Baltimore opens second coronavirus testing site at Druid Hill Park, plans third in East Baltimore next week

Baltimore has opened a second coronavirus testing site in the Rawlings Conservatory at Druid Hill Park, Mayor Bernard C. “Jack” Young announced Tuesday.

The site, which is being operated in cooperation with the Maryland National Guard, began offering tests Tuesday. Like the city’s existing testing site at Pimlico Race Course, an appointment and a referral from a doctor are required. Patients can walk into the conservatory site, while the Pimlico center offers drive-thru service.


Baltimore has been working to expand its testing capacity in response to the coronavirus, which has killed more than 500 Marylanders and sickened thousands more. City officials said previously they are trying to locate the centers in the city’s hardest-hit areas. The first, opened at Pimlico Race Course on April 10, is in one of Baltimore’s most affected ZIP codes: 21215 in Northwest Baltimore. That area had 273 cases of the virus as of Tuesday.

The newest testing site is in the 21217 ZIP code, which had 62 cases of the virus as of Tuesday. A third site is expected to open in East Baltimore next week, said city health commissioner Letitia Dzirasa.

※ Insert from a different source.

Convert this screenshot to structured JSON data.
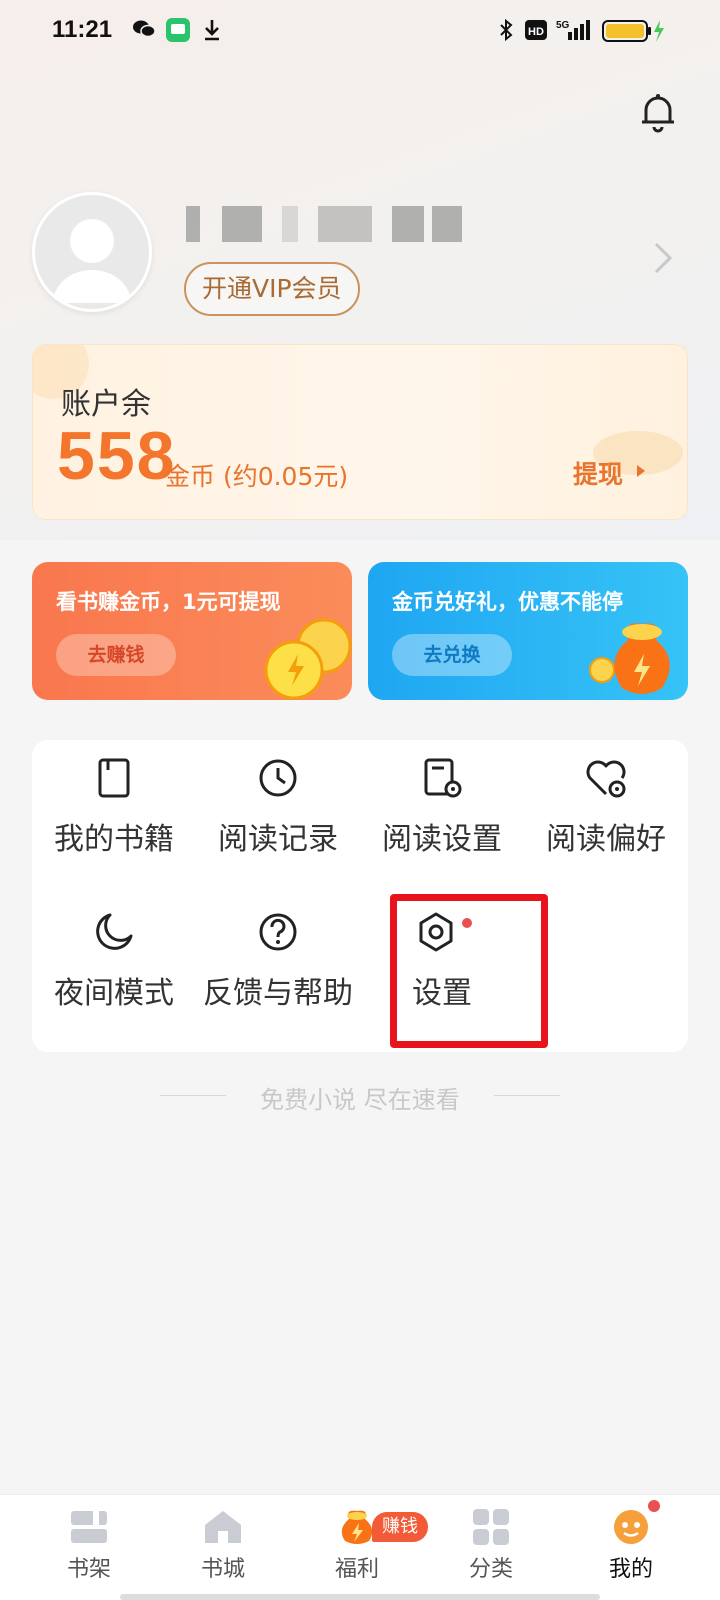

Pimlico’s testing site was initially expected to test about 50 people per day, but has exceeded 100 tests daily on certain days, according to data provided by the city. To this point, the state has been providing 100 tests per week to Baltimore, Dzirasa said.

On Monday, Maryland Gov. Larry Hogan announced the $9 million purchase of 500,000 coronavirus testing kits from South Korea for use in the state. Asked how many the city expected to receive, Young quipped “We hope we get a lot.”

Young made the announcements Tuesday during a news conference at Baltimore City Hall that was repeatedly interrupted by protesters demanding Young do more for the city’s homeless population in the midst of the pandemic. Minutes after the mayor began speaking, the advocates unfurled a banner next to him reading “Homeless can’t go home." Dozens of cars encircled the block where the outdoor news conference was held, drowning out the mayor with a chorus of honking horns.

“He’s putting my life and everyone else’s life in danger,” bellowed Mark Council, a leader from advocacy group Housing Our Neighbors.

Advocates circulated news releases calling for Young to find more permanent housing for the homeless during the pandemic rather than allowing people to remain in shelters. Questioned by the protesters at the end of the news conference, Young said his administration has been doing “a whole lot to support homeless people.”

Sheryl Goldstein, the city’s deputy chief of staff for operations, said city officials have relocated 160 homeless people over the age of 62 who have not tested positive for the virus into hotels. Baltimore officials have also opened a new shelter space with social distancing measures, allowing 155 people to move out of smaller shelters, she said.

An additional 100 hotel rooms have been offered to the homeless who have tested positive for COVID-19 or who are awaiting test results, Goldstein said. Those rooms are full.